◆ YOUR TASK ◆
All lines with the word "comment" in the material below are required.

┌──

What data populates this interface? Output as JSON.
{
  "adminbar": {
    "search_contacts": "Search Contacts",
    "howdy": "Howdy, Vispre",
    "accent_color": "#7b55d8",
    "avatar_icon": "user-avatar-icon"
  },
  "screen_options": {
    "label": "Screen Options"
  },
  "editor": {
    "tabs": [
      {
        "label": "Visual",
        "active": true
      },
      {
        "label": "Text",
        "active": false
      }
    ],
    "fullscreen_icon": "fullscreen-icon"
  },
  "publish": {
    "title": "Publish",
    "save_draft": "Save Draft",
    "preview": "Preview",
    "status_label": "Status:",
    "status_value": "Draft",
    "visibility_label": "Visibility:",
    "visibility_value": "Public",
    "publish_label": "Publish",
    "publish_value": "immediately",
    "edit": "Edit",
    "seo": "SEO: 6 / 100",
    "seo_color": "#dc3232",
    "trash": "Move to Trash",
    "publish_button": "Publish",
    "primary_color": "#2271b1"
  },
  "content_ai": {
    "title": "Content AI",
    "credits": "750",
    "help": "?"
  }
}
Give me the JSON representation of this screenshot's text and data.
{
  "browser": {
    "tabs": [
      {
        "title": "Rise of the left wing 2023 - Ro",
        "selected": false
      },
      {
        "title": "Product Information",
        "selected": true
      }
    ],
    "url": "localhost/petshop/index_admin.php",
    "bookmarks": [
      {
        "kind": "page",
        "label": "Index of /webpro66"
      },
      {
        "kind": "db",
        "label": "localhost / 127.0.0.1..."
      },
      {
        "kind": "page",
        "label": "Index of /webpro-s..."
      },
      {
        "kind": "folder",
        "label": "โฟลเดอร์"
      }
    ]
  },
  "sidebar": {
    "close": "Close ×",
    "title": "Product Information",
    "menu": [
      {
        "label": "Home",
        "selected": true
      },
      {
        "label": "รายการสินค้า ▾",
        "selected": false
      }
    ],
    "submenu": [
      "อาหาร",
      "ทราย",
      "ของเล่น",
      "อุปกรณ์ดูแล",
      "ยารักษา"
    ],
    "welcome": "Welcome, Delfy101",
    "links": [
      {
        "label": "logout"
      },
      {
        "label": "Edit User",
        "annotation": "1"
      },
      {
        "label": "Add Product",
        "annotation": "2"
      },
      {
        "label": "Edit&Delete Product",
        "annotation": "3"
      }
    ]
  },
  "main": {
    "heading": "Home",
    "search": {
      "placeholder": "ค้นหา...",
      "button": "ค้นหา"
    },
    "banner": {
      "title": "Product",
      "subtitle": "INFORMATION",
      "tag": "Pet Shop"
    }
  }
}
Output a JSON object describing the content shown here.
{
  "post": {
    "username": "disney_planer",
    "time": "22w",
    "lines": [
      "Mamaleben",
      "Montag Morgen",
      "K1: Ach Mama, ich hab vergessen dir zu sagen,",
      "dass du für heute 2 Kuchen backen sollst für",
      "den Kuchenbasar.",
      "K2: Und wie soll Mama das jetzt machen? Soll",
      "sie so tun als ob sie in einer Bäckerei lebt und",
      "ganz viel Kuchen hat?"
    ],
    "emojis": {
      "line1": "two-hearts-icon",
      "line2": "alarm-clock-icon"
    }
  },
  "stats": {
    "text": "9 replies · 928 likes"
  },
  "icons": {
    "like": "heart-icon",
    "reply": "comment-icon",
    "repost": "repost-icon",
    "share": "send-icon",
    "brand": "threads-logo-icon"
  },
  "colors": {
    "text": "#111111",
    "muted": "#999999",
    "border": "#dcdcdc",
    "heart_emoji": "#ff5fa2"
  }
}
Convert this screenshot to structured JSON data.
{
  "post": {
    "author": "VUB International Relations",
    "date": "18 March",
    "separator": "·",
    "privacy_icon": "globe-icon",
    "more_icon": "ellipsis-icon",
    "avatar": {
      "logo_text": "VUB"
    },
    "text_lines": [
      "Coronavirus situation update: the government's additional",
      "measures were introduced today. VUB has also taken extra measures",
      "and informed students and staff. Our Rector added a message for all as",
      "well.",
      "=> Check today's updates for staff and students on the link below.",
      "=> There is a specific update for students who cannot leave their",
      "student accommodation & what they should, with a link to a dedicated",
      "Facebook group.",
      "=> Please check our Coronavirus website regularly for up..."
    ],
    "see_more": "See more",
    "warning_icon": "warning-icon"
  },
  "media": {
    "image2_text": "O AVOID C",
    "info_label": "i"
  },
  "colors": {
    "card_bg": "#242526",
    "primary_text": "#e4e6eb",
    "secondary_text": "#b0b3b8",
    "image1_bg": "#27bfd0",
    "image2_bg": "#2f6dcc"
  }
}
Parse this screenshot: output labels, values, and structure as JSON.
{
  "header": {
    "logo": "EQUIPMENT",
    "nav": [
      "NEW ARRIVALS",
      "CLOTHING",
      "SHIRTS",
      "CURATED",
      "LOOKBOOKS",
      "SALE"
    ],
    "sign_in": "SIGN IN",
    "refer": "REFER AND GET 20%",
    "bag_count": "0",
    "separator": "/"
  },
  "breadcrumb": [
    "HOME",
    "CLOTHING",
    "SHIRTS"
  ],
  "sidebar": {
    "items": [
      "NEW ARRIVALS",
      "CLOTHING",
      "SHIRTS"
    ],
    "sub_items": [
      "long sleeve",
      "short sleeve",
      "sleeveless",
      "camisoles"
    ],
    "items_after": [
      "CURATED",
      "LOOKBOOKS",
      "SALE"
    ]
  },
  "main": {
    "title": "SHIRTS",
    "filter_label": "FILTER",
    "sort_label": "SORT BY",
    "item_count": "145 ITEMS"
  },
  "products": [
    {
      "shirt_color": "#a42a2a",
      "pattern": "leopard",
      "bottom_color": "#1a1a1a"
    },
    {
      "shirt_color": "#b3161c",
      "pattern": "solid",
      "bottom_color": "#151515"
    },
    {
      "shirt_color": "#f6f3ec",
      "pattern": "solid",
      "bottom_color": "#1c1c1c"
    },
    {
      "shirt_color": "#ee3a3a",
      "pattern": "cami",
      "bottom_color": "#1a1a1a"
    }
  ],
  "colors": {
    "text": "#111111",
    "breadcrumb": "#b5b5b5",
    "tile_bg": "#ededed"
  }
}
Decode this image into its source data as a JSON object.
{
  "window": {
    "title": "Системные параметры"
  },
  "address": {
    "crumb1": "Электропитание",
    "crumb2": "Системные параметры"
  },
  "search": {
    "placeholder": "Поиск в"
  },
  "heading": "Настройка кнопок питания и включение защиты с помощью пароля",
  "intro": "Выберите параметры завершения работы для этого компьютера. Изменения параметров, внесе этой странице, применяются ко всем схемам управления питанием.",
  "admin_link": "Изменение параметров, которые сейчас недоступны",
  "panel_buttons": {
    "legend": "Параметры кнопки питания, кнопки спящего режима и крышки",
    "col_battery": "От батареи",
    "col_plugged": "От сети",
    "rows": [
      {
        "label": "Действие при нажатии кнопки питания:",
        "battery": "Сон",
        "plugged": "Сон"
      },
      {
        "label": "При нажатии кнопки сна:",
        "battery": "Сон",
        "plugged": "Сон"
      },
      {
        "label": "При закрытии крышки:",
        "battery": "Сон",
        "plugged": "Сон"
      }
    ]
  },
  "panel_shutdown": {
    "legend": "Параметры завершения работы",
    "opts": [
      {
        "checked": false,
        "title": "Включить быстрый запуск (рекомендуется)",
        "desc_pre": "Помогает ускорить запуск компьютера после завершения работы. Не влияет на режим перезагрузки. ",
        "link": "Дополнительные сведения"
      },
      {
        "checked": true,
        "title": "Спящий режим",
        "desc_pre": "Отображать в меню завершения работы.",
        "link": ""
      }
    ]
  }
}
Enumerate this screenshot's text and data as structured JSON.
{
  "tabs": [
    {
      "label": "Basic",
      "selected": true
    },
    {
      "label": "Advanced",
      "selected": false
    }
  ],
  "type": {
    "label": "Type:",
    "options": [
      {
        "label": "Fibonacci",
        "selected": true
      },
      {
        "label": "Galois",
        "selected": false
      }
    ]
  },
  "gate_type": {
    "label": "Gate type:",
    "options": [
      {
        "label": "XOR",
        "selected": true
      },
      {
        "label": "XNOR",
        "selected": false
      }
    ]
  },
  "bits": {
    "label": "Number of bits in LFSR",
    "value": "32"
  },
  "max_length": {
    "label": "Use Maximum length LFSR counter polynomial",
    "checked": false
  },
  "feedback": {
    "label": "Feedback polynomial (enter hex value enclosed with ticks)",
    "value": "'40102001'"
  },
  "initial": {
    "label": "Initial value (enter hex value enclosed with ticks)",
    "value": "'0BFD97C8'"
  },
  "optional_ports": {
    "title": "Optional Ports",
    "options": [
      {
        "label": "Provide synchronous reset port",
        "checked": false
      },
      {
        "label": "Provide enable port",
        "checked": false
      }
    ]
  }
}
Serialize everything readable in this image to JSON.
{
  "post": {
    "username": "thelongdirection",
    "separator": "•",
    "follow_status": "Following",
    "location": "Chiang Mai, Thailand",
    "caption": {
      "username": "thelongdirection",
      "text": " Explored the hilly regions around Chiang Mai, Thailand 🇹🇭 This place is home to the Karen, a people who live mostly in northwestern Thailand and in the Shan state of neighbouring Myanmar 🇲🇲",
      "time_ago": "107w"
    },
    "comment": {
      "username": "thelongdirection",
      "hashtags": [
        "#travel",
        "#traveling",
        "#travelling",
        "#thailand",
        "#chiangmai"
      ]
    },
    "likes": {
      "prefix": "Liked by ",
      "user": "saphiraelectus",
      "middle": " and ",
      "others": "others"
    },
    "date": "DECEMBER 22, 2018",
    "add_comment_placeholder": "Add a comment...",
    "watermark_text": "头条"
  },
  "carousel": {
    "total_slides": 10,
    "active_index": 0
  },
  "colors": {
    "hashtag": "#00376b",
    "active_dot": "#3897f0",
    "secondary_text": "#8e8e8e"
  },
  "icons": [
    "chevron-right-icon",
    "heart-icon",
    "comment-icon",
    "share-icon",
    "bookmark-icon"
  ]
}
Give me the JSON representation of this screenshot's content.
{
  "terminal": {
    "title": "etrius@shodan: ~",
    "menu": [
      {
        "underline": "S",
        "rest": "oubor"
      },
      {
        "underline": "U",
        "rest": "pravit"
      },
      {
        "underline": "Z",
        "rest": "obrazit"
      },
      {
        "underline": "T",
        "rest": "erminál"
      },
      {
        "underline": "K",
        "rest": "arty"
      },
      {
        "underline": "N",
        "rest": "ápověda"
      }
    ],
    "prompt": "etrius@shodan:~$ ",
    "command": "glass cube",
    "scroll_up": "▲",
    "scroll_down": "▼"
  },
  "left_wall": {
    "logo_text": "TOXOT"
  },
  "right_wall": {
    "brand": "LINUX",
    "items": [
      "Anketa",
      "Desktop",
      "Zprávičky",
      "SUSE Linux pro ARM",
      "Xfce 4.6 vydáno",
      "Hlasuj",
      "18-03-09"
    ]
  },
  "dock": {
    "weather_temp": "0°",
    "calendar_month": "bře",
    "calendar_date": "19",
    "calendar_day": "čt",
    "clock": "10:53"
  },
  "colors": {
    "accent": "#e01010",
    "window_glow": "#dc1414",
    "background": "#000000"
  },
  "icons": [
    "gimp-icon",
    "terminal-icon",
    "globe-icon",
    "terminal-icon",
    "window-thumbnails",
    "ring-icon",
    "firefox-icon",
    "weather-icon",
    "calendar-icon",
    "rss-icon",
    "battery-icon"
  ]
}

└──

◆ PROBLEM SOLUTION ◆
    "reply": "comment-icon",
    "comment": {
    "add_comment_placeholder": "Add a comment...",
    "comment-icon",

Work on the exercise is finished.